» Records shown
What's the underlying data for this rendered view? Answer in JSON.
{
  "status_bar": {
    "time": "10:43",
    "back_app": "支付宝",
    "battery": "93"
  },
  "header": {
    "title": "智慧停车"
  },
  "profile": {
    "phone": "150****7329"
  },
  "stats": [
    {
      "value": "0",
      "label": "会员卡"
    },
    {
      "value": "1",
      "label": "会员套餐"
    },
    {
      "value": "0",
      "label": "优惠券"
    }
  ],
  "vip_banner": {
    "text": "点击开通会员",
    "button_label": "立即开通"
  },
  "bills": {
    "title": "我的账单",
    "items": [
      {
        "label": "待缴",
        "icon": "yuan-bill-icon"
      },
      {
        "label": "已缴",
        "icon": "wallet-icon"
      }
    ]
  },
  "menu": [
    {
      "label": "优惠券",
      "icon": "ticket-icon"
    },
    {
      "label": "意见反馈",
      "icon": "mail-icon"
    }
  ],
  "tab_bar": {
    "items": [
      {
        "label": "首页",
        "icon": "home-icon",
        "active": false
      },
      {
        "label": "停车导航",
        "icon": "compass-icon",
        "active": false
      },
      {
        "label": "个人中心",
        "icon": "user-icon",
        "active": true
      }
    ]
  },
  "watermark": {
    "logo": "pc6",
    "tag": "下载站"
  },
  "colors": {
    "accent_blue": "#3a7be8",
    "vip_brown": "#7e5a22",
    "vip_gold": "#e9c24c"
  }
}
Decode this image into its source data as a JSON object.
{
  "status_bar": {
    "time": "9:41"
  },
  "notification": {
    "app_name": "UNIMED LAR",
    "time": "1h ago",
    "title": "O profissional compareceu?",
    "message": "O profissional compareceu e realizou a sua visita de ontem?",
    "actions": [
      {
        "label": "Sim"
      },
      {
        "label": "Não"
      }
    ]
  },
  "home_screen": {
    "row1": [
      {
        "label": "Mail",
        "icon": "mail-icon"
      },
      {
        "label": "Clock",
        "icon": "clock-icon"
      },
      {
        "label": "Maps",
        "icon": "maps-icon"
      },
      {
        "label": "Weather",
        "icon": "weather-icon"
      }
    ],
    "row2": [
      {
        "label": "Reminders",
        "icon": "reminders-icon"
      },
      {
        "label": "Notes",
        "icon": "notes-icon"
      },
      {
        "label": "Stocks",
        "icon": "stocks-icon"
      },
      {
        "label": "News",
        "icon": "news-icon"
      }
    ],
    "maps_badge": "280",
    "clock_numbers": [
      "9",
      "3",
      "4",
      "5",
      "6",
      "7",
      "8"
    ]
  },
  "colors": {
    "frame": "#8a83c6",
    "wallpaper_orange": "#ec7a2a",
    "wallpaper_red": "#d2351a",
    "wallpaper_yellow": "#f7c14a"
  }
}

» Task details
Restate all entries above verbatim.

» Solution for this problem
What's the underlying data for this rendered view? Answer in JSON.
{
  "status_bar": {
    "time": "10:43",
    "back_app": "支付宝",
    "battery": "93"
  },
  "header": {
    "title": "智慧停车"
  },
  "profile": {
    "phone": "150****7329"
  },
  "stats": [
    {
      "value": "0",
      "label": "会员卡"
    },
    {
      "value": "1",
      "label": "会员套餐"
    },
    {
      "value": "0",
      "label": "优惠券"
    }
  ],
  "vip_banner": {
    "text": "点击开通会员",
    "button_label": "立即开通"
  },
  "bills": {
    "title": "我的账单",
    "items": [
      {
        "label": "待缴",
        "icon": "yuan-bill-icon"
      },
      {
        "label": "已缴",
        "icon": "wallet-icon"
      }
    ]
  },
  "menu": [
    {
      "label": "优惠券",
      "icon": "ticket-icon"
    },
    {
      "label": "意见反馈",
      "icon": "mail-icon"
    }
  ],
  "tab_bar": {
    "items": [
      {
        "label": "首页",
        "icon": "home-icon",
        "active": false
      },
      {
        "label": "停车导航",
        "icon": "compass-icon",
        "active": false
      },
      {
        "label": "个人中心",
        "icon": "user-icon",
        "active": true
      }
    ]
  },
  "watermark": {
    "logo": "pc6",
    "tag": "下载站"
  },
  "colors": {
    "accent_blue": "#3a7be8",
    "vip_brown": "#7e5a22",
    "vip_gold": "#e9c24c"
  }
}
Decode this image into its source data as a JSON object.
{
  "status_bar": {
    "time": "9:41"
  },
  "notification": {
    "app_name": "UNIMED LAR",
    "time": "1h ago",
    "title": "O profissional compareceu?",
    "message": "O profissional compareceu e realizou a sua visita de ontem?",
    "actions": [
      {
        "label": "Sim"
      },
      {
        "label": "Não"
      }
    ]
  },
  "home_screen": {
    "row1": [
      {
        "label": "Mail",
        "icon": "mail-icon"
      },
      {
        "label": "Clock",
        "icon": "clock-icon"
      },
      {
        "label": "Maps",
        "icon": "maps-icon"
      },
      {
        "label": "Weather",
        "icon": "weather-icon"
      }
    ],
    "row2": [
      {
        "label": "Reminders",
        "icon": "reminders-icon"
      },
      {
        "label": "Notes",
        "icon": "notes-icon"
      },
      {
        "label": "Stocks",
        "icon": "stocks-icon"
      },
      {
        "label": "News",
        "icon": "news-icon"
      }
    ],
    "maps_badge": "280",
    "clock_numbers": [
      "9",
      "3",
      "4",
      "5",
      "6",
      "7",
      "8"
    ]
  },
  "colors": {
    "frame": "#8a83c6",
    "wallpaper_orange": "#ec7a2a",
    "wallpaper_red": "#d2351a",
    "wallpaper_yellow": "#f7c14a"
  }
}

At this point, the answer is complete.